Three Norfolk Gardens...

 That's me behind the gate.
Spider Gate, Hoveton

Today I enjoyed my first BIG open garden touring day - three Norfolk open gardens, with Non-Gardening Partner in tow. He was really bored with the idea initially, but the driving and navigating gave him something to concentrate on, hee hee...

Wednesday 9th July

Keeping research at a minimum, I picked some gardens that I'd hear of, presented my driver with my big book of English roadmaps, and pointed at the destinations.

Hoveton Hall

First we drove to Hoveton Hall - an honest, square walled garden with a spider gate and some awesome Quaking grass. There were heaps of huge rhododendron trees to see, and a pond to walk around. I liked the Trandescantia plantings. And visitors can walk through the spider gate - nice. I'd rather like a spider gate in my own garden, but it would probably look silly...

 All those lovely perennials.
Walled Garden at Hoveton Hall

Garden number two was The Old Vicarage in East Ruston, on the Norfolk coast. I'd read about this garden, but - oops - I didn't like it. Plants were stuffed into oblong 'garden rooms' with Eucalyptus trees (considered ornamental?) in the middle. There were New Zealand species Phormiums (no coloured hybrids) and large Hebes. Straight lines everywhere - these gardeners are obsessed with controlling their garden!

Off to Mannington

Then we went off to Mannington to look at the display rose gardens. I liked some of the historical roses. Too many rose beds? Hmm... There were great displays of Red Hot Pokers by the moat, though...

 Lots of lovely roses all in square beds.
Mannington Rose Garden

Non-Gardening Partner indicated he was pretty much done with visiting gardens. Oh dear... But he flies out of England in two days' time.
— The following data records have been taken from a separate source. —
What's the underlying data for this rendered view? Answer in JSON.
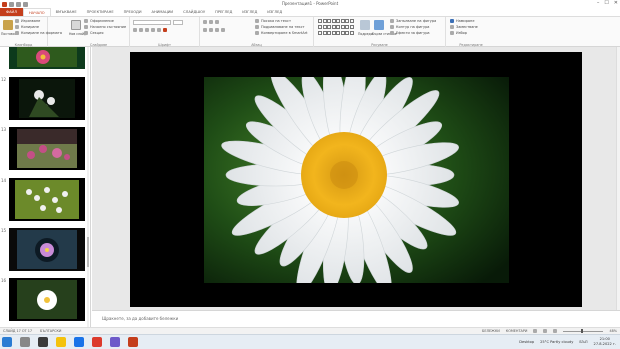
{
  "window": {
    "title": "Презентация1 - PowerPoint",
    "min": "–",
    "max": "☐",
    "close": "✕"
  },
  "tabs": [
    "ФАЙЛ",
    "НАЧАЛО",
    "ВМЪКВАНЕ",
    "ПРОЕКТИРАНЕ",
    "ПРЕХОДИ",
    "АНИМАЦИИ",
    "СЛАЙДШОУ",
    "ПРЕГЛЕД",
    "ИЗГЛЕД",
    "КОНТРОЛ"
  ],
  "ribbon": {
    "clipboard": {
      "paste": "Поставяне",
      "cut": "Изрязване",
      "copy": "Копиране",
      "format_painter": "Копиране на формата",
      "label": "Клипборд"
    },
    "slides": {
      "new_slide": "Нов слайд",
      "layout": "Оформление",
      "reset": "Начално състояние",
      "section": "Секция",
      "label": "Слайдове"
    },
    "font": {
      "label": "Шрифт"
    },
    "paragraph": {
      "text_direction": "Посока на текст",
      "align_text": "Подравняване на текст",
      "smartart": "Конвертиране в SmartArt",
      "label": "Абзац"
    },
    "drawing": {
      "arrange": "Подреди",
      "quick_styles": "Бързи стилове",
      "fill": "Запълване на фигура",
      "outline": "Контур на фигура",
      "effects": "Ефекти за фигура",
      "label": "Рисуване"
    },
    "editing": {
      "find": "Намиране",
      "replace": "Заместване",
      "select": "Избор",
      "label": "Редактиране"
    }
  },
  "thumbnails": [
    {
      "num": "",
      "palette": [
        "#0d3a1c",
        "#d94a7a",
        "#3c6b2a"
      ]
    },
    {
      "num": "12",
      "palette": [
        "#0b160b",
        "#e8e8e8",
        "#2f4a22"
      ]
    },
    {
      "num": "13",
      "palette": [
        "#3a2a2a",
        "#c34f86",
        "#8da347"
      ]
    },
    {
      "num": "14",
      "palette": [
        "#2e3b19",
        "#f0f0f0",
        "#6c8a2a"
      ]
    },
    {
      "num": "15",
      "palette": [
        "#0a0a0a",
        "#c98bd6",
        "#233a4a"
      ]
    },
    {
      "num": "16",
      "palette": [
        "#26401c",
        "#ffffff",
        "#f2c23a"
      ]
    }
  ],
  "notes_placeholder": "Щракнете, за да добавите бележки",
  "status": {
    "slide_info": "СЛАЙД 17 ОТ 17",
    "language": "БЪЛГАРСКИ",
    "notes_btn": "БЕЛЕЖКИ",
    "comments_btn": "КОМЕНТАРИ",
    "zoom": "48%"
  },
  "taskbar": {
    "desktop": "Desktop",
    "weather": "25°C  Partly cloudy",
    "lang": "БЪЛ",
    "time": "21:00",
    "date": "27.8.2022 г."
  },
  "colors": {
    "accent": "#c43e1c",
    "daisy_center": "#f2b51d",
    "petal": "#f7f7f7",
    "leaf_green": "#2d6a1e"
  }
}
I am dumping him, so to speak, at Oxford.

Friday 11th July

We drove to Waterperry Gardens, which was full of slowly perambulating grey-haired visitors with walking sticks. Waterperry has a groovy long walled herbaceous border. It's a horticultural college training place. It was OK. Then we zoomed around Oxford's ring road to a park'n'ride where I dropped NGP off and waved goodbye. Then I, as a lone woman-gardener-traveller, began what can only be described as 'the hell wiggle' making my way down and across to Devon.

 Great colours - yellow and purple.
Herbaceous Border at Waterperry

En route I visited a garden in Shipton Moyne called Hodges Barn. It seemed a pretty nice place - 'Please ask the gardener if you need change' read the entrance sign. I got terribly excited actually seeing some mulch! And a couple of busy weeding gardeners... One border repeated Rosa Mundi with lilac-blue flowery underplanting - a beautiful look. Large roses were grown in the grass like proper shrubs. There were a few formal symmetric things, but on the whole there was an open-air feeling of freedom.

 Something to do with pigeons?
Hodges Barn

Then I 'found' this amazing road called the B3227 which wiggled and jiggled from Taunton right to Umberleigh in Devon. My Bed'n'Breakfast is called Court Mill and is approached down the steepest little lane. Tomorrow I am going to visit Rosemoor.